### Source records

* * * * *

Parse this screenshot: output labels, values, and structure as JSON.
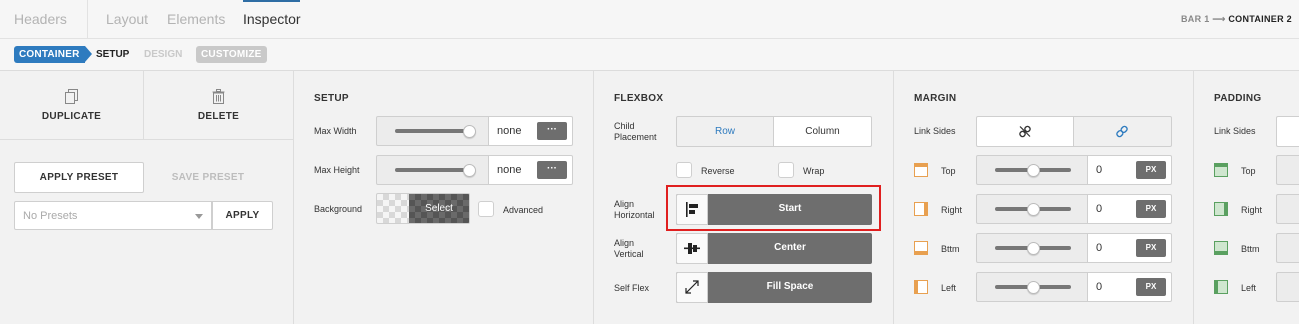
{
  "topnav": {
    "tabs": [
      {
        "label": "Headers",
        "active": false
      },
      {
        "label": "Layout",
        "active": false
      },
      {
        "label": "Elements",
        "active": false
      },
      {
        "label": "Inspector",
        "active": true
      }
    ],
    "breadcrumb": {
      "parent": "BAR 1",
      "separator": "⟶",
      "current": "CONTAINER 2"
    }
  },
  "subnav": {
    "container_label": "CONTAINER",
    "steps": [
      "SETUP",
      "DESIGN",
      "CUSTOMIZE"
    ]
  },
  "left": {
    "duplicate_label": "DUPLICATE",
    "delete_label": "DELETE",
    "apply_preset_label": "APPLY PRESET",
    "save_preset_label": "SAVE PRESET",
    "preset_select_value": "No Presets",
    "apply_label": "APPLY"
  },
  "setup": {
    "title": "SETUP",
    "max_width": {
      "label": "Max Width",
      "value": "none",
      "more": "···",
      "slider_level": 1.0
    },
    "max_height": {
      "label": "Max Height",
      "value": "none",
      "more": "···",
      "slider_level": 1.0
    },
    "background": {
      "label": "Background",
      "select_label": "Select",
      "advanced_label": "Advanced"
    }
  },
  "flexbox": {
    "title": "FLEXBOX",
    "child_placement_label": "Child Placement",
    "row_label": "Row",
    "column_label": "Column",
    "selected": "Row",
    "reverse_label": "Reverse",
    "wrap_label": "Wrap",
    "align_horizontal_label": "Align Horizontal",
    "align_horizontal_value": "Start",
    "align_vertical_label": "Align Vertical",
    "align_vertical_value": "Center",
    "self_flex_label": "Self Flex",
    "self_flex_value": "Fill Space"
  },
  "margin": {
    "title": "MARGIN",
    "link_sides_label": "Link Sides",
    "sides": [
      {
        "label": "Top",
        "value": "0",
        "unit": "PX"
      },
      {
        "label": "Right",
        "value": "0",
        "unit": "PX"
      },
      {
        "label": "Bttm",
        "value": "0",
        "unit": "PX"
      },
      {
        "label": "Left",
        "value": "0",
        "unit": "PX"
      }
    ],
    "slider_level": 0.5
  },
  "padding": {
    "title": "PADDING",
    "link_sides_label": "Link Sides",
    "sides": [
      {
        "label": "Top"
      },
      {
        "label": "Right"
      },
      {
        "label": "Bttm"
      },
      {
        "label": "Left"
      }
    ]
  },
  "colors": {
    "accent": "#2e7bbf",
    "dark_button": "#6e6e6e",
    "highlight": "#e01f1f",
    "margin_icon": "#e8a050",
    "padding_icon": "#5aa060"
  }
}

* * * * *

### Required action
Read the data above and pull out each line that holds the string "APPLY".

### Final answer
    "apply_preset_label": "APPLY PRESET",
    "apply_label": "APPLY"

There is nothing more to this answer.